machine, and it is incumbent upon each employee to ensure
to the extent possible that the actions of the organization
are consistent with its values, which reflect the values of the
country we represent.
What was the impact of the dissent award on your
Well, it certainly affirmed for me that I was working within
an organization that valued my input, and welcomed var-
ied perspectives. That is perhaps the single largest driver of
morale, and the more that we can do to affirm that for our
“[My dissent] certainly afrmed for me that
I was working within an organization
that valued my input, and welcomed
varied perspectives.”
–Dean Kaplan
colleagues, the healthier and more value-aligned we will be as
an organization.
In hindsight, was dissenting the right choice?
Yes, constructive dissent was without a doubt the right
choice. I had to stand by my values, and the values I perceived
in the larger organization, and try to drive policy in that
direction. In my specific case, our policy was unintentionally
inconsistent, but that kind of inconsistency can really under-
mine our message. Moreover, it was a classic “ends justifying
the mean” situation—and they don’t.
How we do what we do is just as important as what we do,
if not more so. Nevertheless, dissent never means undermin-
ing the organization or the decision, even when it goes in
what you perceive to be the wrong direction.
Dean Kaplan joined the Foreign Service in 2000 and has served in
Abuja, Kathmandu, Jerusalem and in the State Department’s Of-
fice of Global Criminal Justice. He is currently the deputy director

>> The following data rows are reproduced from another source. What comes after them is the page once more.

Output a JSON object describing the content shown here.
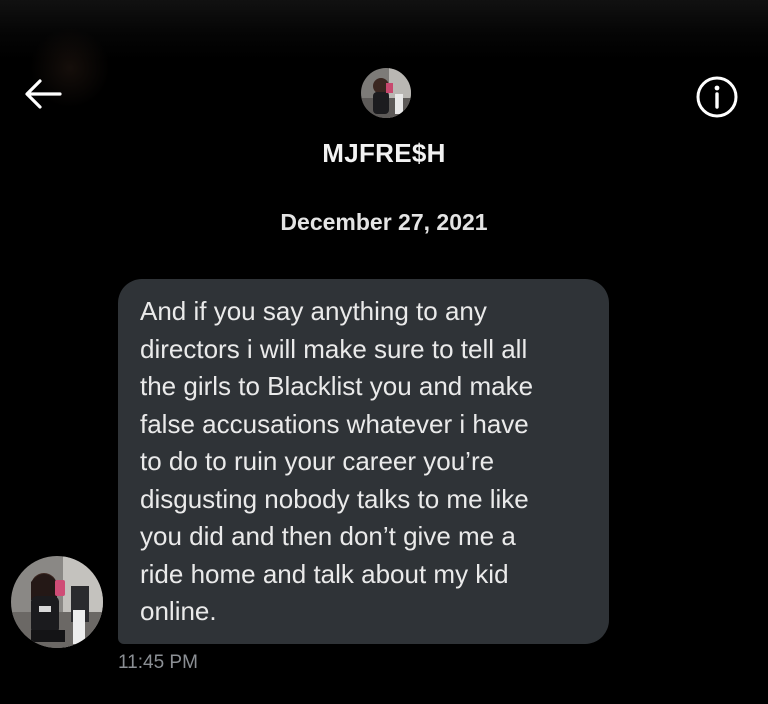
{
  "header": {
    "back_icon": "arrow-left-icon",
    "info_icon": "info-circle-icon",
    "avatar_icon": "profile-photo",
    "contact_name": "MJFRE$H"
  },
  "conversation": {
    "date": "December 27, 2021",
    "messages": [
      {
        "text": "And if you say anything to any\ndirectors i will make sure to tell all\nthe girls to Blacklist you and make\nfalse accusations whatever i have\nto do to ruin your career you’re\ndisgusting nobody talks to me like\nyou did and then don’t give me a\nride home and talk about my kid\nonline.",
        "time": "11:45 PM",
        "bubble_color": "#2f3337"
      }
    ]
  },
  "colors": {
    "background": "#000000",
    "text": "#e7e9ea",
    "timestamp": "#8b8f94"
  }
}
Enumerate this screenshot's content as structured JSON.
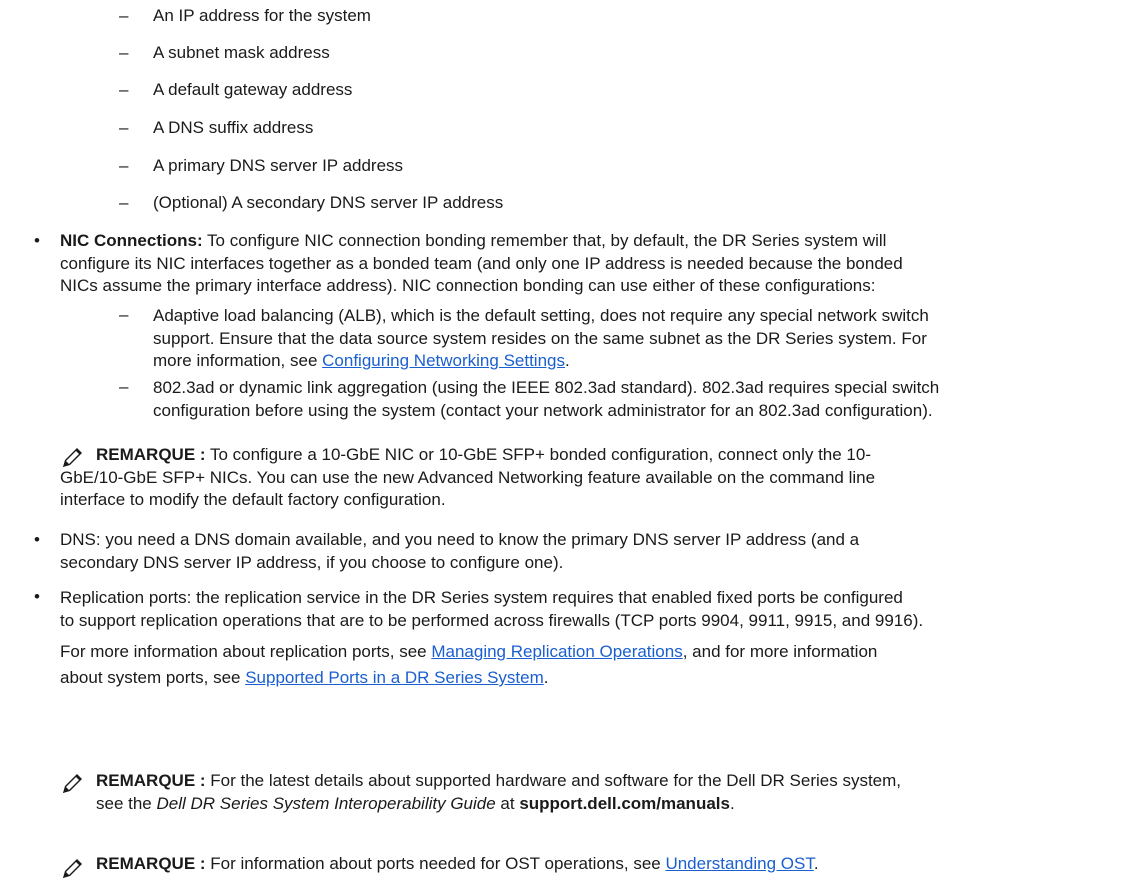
{
  "sub_items": [
    "An IP address for the system",
    "A subnet mask address",
    "A default gateway address",
    "A DNS suffix address",
    "A primary DNS server IP address",
    "(Optional) A secondary DNS server IP address"
  ],
  "dash_glyph": "–",
  "bullet_glyph": "•",
  "nic": {
    "label": "NIC Connections:",
    "line1": " To configure NIC connection bonding remember that, by default, the DR Series system will",
    "line2": "configure its NIC interfaces together as a bonded team (and only one IP address is needed because the bonded",
    "line3": "NICs assume the primary interface address). NIC connection bonding can use either of these configurations:"
  },
  "alb": {
    "line1": "Adaptive load balancing (ALB), which is the default setting, does not require any special network switch",
    "line2": "support. Ensure that the data source system resides on the same subnet as the DR Series system. For",
    "line3_pre": "more information, see ",
    "link": "Configuring Networking Settings",
    "line3_post": "."
  },
  "lacp": {
    "line1": "802.3ad or dynamic link aggregation (using the IEEE 802.3ad standard). 802.3ad requires special switch",
    "line2": "configuration before using the system (contact your network administrator for an 802.3ad configuration)."
  },
  "note1": {
    "label": "REMARQUE :",
    "line1": " To configure a 10-GbE NIC or 10-GbE SFP+ bonded configuration, connect only the 10-",
    "line2": "GbE/10-GbE SFP+ NICs. You can use the new Advanced Networking feature available on the command line",
    "line3": "interface to modify the default factory configuration."
  },
  "dns": {
    "line1": "DNS: you need a DNS domain available, and you need to know the primary DNS server IP address (and a",
    "line2": "secondary DNS server IP address, if you choose to configure one)."
  },
  "replication": {
    "line1": "Replication ports: the replication service in the DR Series system requires that enabled fixed ports be configured",
    "line2": "to support replication operations that are to be performed across firewalls (TCP ports 9904, 9911, 9915, and 9916).",
    "line3_pre": "For more information about replication ports, see ",
    "link1": "Managing Replication Operations",
    "line3_post": ", and for more information",
    "line4_pre": "about system ports, see ",
    "link2": "Supported Ports in a DR Series System",
    "line4_post": "."
  },
  "note2": {
    "label": "REMARQUE :",
    "line1": " For the latest details about supported hardware and software for the Dell DR Series system,",
    "line2_pre": "see the ",
    "guide": "Dell DR Series System Interoperability Guide",
    "line2_mid": " at ",
    "site": "support.dell.com/manuals",
    "line2_post": "."
  },
  "note3": {
    "label": "REMARQUE :",
    "text_pre": " For information about ports needed for OST operations, see ",
    "link": "Understanding OST",
    "text_post": "."
  }
}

in the Visa Office’s Office of Information Management and Liaison.